══ Provided records

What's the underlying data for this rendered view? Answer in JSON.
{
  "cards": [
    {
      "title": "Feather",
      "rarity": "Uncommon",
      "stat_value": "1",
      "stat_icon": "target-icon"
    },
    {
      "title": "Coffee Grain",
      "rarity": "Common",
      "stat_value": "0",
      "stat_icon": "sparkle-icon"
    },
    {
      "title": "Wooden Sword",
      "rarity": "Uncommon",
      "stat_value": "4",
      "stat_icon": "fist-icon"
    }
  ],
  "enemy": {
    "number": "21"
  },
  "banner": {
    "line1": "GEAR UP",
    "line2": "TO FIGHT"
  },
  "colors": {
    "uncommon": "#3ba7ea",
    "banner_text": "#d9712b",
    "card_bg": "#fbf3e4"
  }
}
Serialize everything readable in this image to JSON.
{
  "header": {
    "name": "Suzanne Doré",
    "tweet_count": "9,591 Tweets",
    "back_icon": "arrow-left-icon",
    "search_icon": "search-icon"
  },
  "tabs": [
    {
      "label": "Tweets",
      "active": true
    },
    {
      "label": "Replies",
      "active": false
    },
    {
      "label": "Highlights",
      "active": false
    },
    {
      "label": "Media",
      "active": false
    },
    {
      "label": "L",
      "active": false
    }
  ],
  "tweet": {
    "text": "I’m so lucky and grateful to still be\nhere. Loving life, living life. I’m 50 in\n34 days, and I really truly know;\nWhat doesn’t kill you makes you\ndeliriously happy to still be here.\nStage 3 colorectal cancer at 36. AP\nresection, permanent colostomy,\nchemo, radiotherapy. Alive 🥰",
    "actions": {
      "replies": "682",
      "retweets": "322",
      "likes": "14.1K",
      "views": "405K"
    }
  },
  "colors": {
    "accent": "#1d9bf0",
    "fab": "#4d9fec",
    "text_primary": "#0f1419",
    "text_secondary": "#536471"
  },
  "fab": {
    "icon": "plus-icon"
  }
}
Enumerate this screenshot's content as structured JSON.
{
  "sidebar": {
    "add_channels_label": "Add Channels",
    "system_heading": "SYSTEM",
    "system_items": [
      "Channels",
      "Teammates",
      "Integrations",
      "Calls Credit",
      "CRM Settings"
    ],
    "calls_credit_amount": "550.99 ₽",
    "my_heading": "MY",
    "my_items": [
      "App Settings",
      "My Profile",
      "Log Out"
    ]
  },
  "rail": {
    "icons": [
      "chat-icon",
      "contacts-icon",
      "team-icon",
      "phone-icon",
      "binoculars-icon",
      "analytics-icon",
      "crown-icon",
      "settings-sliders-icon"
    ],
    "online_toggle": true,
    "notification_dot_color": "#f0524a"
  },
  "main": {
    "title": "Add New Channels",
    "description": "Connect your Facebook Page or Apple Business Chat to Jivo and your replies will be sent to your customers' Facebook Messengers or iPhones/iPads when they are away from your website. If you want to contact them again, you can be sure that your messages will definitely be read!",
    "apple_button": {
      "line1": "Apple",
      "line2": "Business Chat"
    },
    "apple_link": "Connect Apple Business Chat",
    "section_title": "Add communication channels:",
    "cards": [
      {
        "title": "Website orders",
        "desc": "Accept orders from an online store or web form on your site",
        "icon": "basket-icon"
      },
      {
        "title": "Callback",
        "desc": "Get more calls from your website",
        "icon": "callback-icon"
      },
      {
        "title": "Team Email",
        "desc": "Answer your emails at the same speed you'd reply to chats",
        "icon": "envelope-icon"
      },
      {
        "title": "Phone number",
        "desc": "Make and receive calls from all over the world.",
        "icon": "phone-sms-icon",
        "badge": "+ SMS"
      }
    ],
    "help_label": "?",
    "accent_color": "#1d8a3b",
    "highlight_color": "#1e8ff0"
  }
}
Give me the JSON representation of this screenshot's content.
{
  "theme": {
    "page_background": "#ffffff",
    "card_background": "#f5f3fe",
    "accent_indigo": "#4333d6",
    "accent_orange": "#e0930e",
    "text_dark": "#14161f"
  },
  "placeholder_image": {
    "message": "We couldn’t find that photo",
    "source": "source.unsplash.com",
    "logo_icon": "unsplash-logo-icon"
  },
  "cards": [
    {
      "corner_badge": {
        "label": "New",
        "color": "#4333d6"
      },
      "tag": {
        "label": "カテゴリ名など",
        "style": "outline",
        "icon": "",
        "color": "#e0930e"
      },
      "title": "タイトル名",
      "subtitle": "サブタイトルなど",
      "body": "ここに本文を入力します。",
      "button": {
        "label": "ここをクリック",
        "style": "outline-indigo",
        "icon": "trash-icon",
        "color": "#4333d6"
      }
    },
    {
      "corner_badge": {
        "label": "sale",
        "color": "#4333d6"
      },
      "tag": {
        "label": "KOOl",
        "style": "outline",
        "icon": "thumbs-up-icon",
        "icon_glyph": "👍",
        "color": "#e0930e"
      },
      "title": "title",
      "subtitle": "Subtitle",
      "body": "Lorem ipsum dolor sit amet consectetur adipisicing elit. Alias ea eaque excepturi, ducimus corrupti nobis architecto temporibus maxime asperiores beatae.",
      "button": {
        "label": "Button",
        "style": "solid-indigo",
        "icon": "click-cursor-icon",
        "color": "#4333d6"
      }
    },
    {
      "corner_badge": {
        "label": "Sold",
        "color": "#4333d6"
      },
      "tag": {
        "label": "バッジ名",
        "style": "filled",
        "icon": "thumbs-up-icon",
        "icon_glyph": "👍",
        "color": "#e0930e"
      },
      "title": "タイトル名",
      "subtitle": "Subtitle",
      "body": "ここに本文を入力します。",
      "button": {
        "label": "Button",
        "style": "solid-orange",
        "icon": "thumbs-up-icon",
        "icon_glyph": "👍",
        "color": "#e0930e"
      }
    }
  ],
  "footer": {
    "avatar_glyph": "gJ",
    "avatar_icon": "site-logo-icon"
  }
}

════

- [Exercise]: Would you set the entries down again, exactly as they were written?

- [Answer space]:
What's the underlying data for this rendered view? Answer in JSON.
{
  "cards": [
    {
      "title": "Feather",
      "rarity": "Uncommon",
      "stat_value": "1",
      "stat_icon": "target-icon"
    },
    {
      "title": "Coffee Grain",
      "rarity": "Common",
      "stat_value": "0",
      "stat_icon": "sparkle-icon"
    },
    {
      "title": "Wooden Sword",
      "rarity": "Uncommon",
      "stat_value": "4",
      "stat_icon": "fist-icon"
    }
  ],
  "enemy": {
    "number": "21"
  },
  "banner": {
    "line1": "GEAR UP",
    "line2": "TO FIGHT"
  },
  "colors": {
    "uncommon": "#3ba7ea",
    "banner_text": "#d9712b",
    "card_bg": "#fbf3e4"
  }
}
Serialize everything readable in this image to JSON.
{
  "header": {
    "name": "Suzanne Doré",
    "tweet_count": "9,591 Tweets",
    "back_icon": "arrow-left-icon",
    "search_icon": "search-icon"
  },
  "tabs": [
    {
      "label": "Tweets",
      "active": true
    },
    {
      "label": "Replies",
      "active": false
    },
    {
      "label": "Highlights",
      "active": false
    },
    {
      "label": "Media",
      "active": false
    },
    {
      "label": "L",
      "active": false
    }
  ],
  "tweet": {
    "text": "I’m so lucky and grateful to still be\nhere. Loving life, living life. I’m 50 in\n34 days, and I really truly know;\nWhat doesn’t kill you makes you\ndeliriously happy to still be here.\nStage 3 colorectal cancer at 36. AP\nresection, permanent colostomy,\nchemo, radiotherapy. Alive 🥰",
    "actions": {
      "replies": "682",
      "retweets": "322",
      "likes": "14.1K",
      "views": "405K"
    }
  },
  "colors": {
    "accent": "#1d9bf0",
    "fab": "#4d9fec",
    "text_primary": "#0f1419",
    "text_secondary": "#536471"
  },
  "fab": {
    "icon": "plus-icon"
  }
}
Enumerate this screenshot's content as structured JSON.
{
  "sidebar": {
    "add_channels_label": "Add Channels",
    "system_heading": "SYSTEM",
    "system_items": [
      "Channels",
      "Teammates",
      "Integrations",
      "Calls Credit",
      "CRM Settings"
    ],
    "calls_credit_amount": "550.99 ₽",
    "my_heading": "MY",
    "my_items": [
      "App Settings",
      "My Profile",
      "Log Out"
    ]
  },
  "rail": {
    "icons": [
      "chat-icon",
      "contacts-icon",
      "team-icon",
      "phone-icon",
      "binoculars-icon",
      "analytics-icon",
      "crown-icon",
      "settings-sliders-icon"
    ],
    "online_toggle": true,
    "notification_dot_color": "#f0524a"
  },
  "main": {
    "title": "Add New Channels",
    "description": "Connect your Facebook Page or Apple Business Chat to Jivo and your replies will be sent to your customers' Facebook Messengers or iPhones/iPads when they are away from your website. If you want to contact them again, you can be sure that your messages will definitely be read!",
    "apple_button": {
      "line1": "Apple",
      "line2": "Business Chat"
    },
    "apple_link": "Connect Apple Business Chat",
    "section_title": "Add communication channels:",
    "cards": [
      {
        "title": "Website orders",
        "desc": "Accept orders from an online store or web form on your site",
        "icon": "basket-icon"
      },
      {
        "title": "Callback",
        "desc": "Get more calls from your website",
        "icon": "callback-icon"
      },
      {
        "title": "Team Email",
        "desc": "Answer your emails at the same speed you'd reply to chats",
        "icon": "envelope-icon"
      },
      {
        "title": "Phone number",
        "desc": "Make and receive calls from all over the world.",
        "icon": "phone-sms-icon",
        "badge": "+ SMS"
      }
    ],
    "help_label": "?",
    "accent_color": "#1d8a3b",
    "highlight_color": "#1e8ff0"
  }
}
Give me the JSON representation of this screenshot's content.
{
  "theme": {
    "page_background": "#ffffff",
    "card_background": "#f5f3fe",
    "accent_indigo": "#4333d6",
    "accent_orange": "#e0930e",
    "text_dark": "#14161f"
  },
  "placeholder_image": {
    "message": "We couldn’t find that photo",
    "source": "source.unsplash.com",
    "logo_icon": "unsplash-logo-icon"
  },
  "cards": [
    {
      "corner_badge": {
        "label": "New",
        "color": "#4333d6"
      },
      "tag": {
        "label": "カテゴリ名など",
        "style": "outline",
        "icon": "",
        "color": "#e0930e"
      },
      "title": "タイトル名",
      "subtitle": "サブタイトルなど",
      "body": "ここに本文を入力します。",
      "button": {
        "label": "ここをクリック",
        "style": "outline-indigo",
        "icon": "trash-icon",
        "color": "#4333d6"
      }
    },
    {
      "corner_badge": {
        "label": "sale",
        "color": "#4333d6"
      },
      "tag": {
        "label": "KOOl",
        "style": "outline",
        "icon": "thumbs-up-icon",
        "icon_glyph": "👍",
        "color": "#e0930e"
      },
      "title": "title",
      "subtitle": "Subtitle",
      "body": "Lorem ipsum dolor sit amet consectetur adipisicing elit. Alias ea eaque excepturi, ducimus corrupti nobis architecto temporibus maxime asperiores beatae.",
      "button": {
        "label": "Button",
        "style": "solid-indigo",
        "icon": "click-cursor-icon",
        "color": "#4333d6"
      }
    },
    {
      "corner_badge": {
        "label": "Sold",
        "color": "#4333d6"
      },
      "tag": {
        "label": "バッジ名",
        "style": "filled",
        "icon": "thumbs-up-icon",
        "icon_glyph": "👍",
        "color": "#e0930e"
      },
      "title": "タイトル名",
      "subtitle": "Subtitle",
      "body": "ここに本文を入力します。",
      "button": {
        "label": "Button",
        "style": "solid-orange",
        "icon": "thumbs-up-icon",
        "icon_glyph": "👍",
        "color": "#e0930e"
      }
    }
  ],
  "footer": {
    "avatar_glyph": "gJ",
    "avatar_icon": "site-logo-icon"
  }
}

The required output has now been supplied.